However, he adds that Peru needs more judges focused on the environmental area. "I think the glass is half full. What we lack are judges specializing in environmental issues. The only region that has an environmental forum is Madre de Dios and it is not allowed to bring to prison someone who commits a crime of trafficking of wild animals in another region. "
Flor María Vega, national coordinator of the Special Public Prosecutor's Office for Environmental Affairs of Peru (also known by its acronym in Spanish, Fema), agrees. "We consider it important that judges and public prosecutors acquire specialized knowledge in the management of wildlife to understand the importance of their conservation and to unify criteria that guarantee environmental justice in crimes of trafficking of wild animals."
Vega also points out that Fema does not have the resources to monitor markets where wild animal products are traded illicitly infringing Cites, much less to make the searches and seizures demanded by the Peruvian authorities of Cites.
"The number of staff specialized in this work is insufficient, considering the bureaucracy of each cabinet," says Vega. "Thus, we can assume that the initiative of the Peruvian government to implement the CITES convention and to curb the illegal trafficking of wild animals is not working completely."
Vega says that a possible aid would be the Ministry of the Environment to send funds to support inspections made by Fema.
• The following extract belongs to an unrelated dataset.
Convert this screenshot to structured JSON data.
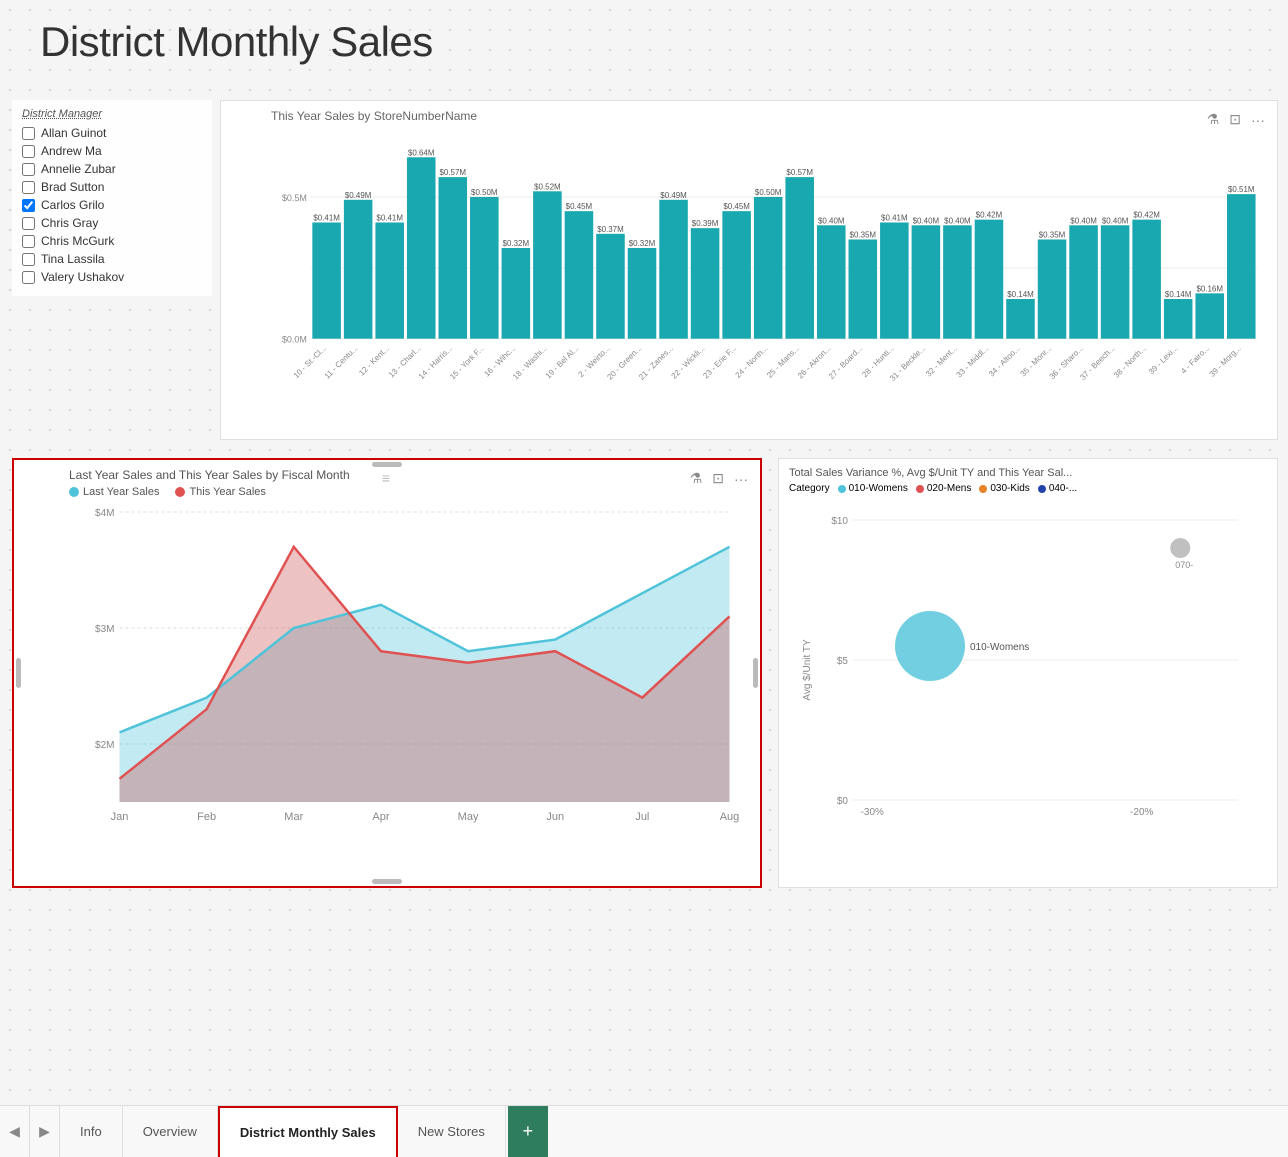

Currently, there are no resources reserved for this, she laments.
Beraún of the Ministry of the Environment says that the Peruvian National Strategy for Reducing the Illegal Traffic of Wild Fauna has led to significant advances in identifying the main trafficking routes for spectacled bears. The next step, he explains, "is to conduct intelligence actions and punish not only the final consumer, but the one who inflicts the greatest damage: the middleman."
The day after my visit to the Chachapoyas shamanic store, I went back there. The woman's father, a shaman master she claims to be a specialist in different types of magic, was on the floor brushing the skin of a grizzly bear.
For customers who come to the store to get body parts of the grizzly bear or potions containing parts of the bear, that view would be reassuring because it would show that products sold as derivatives of grizzly bears are very likely to be authentic.
Via National Geographic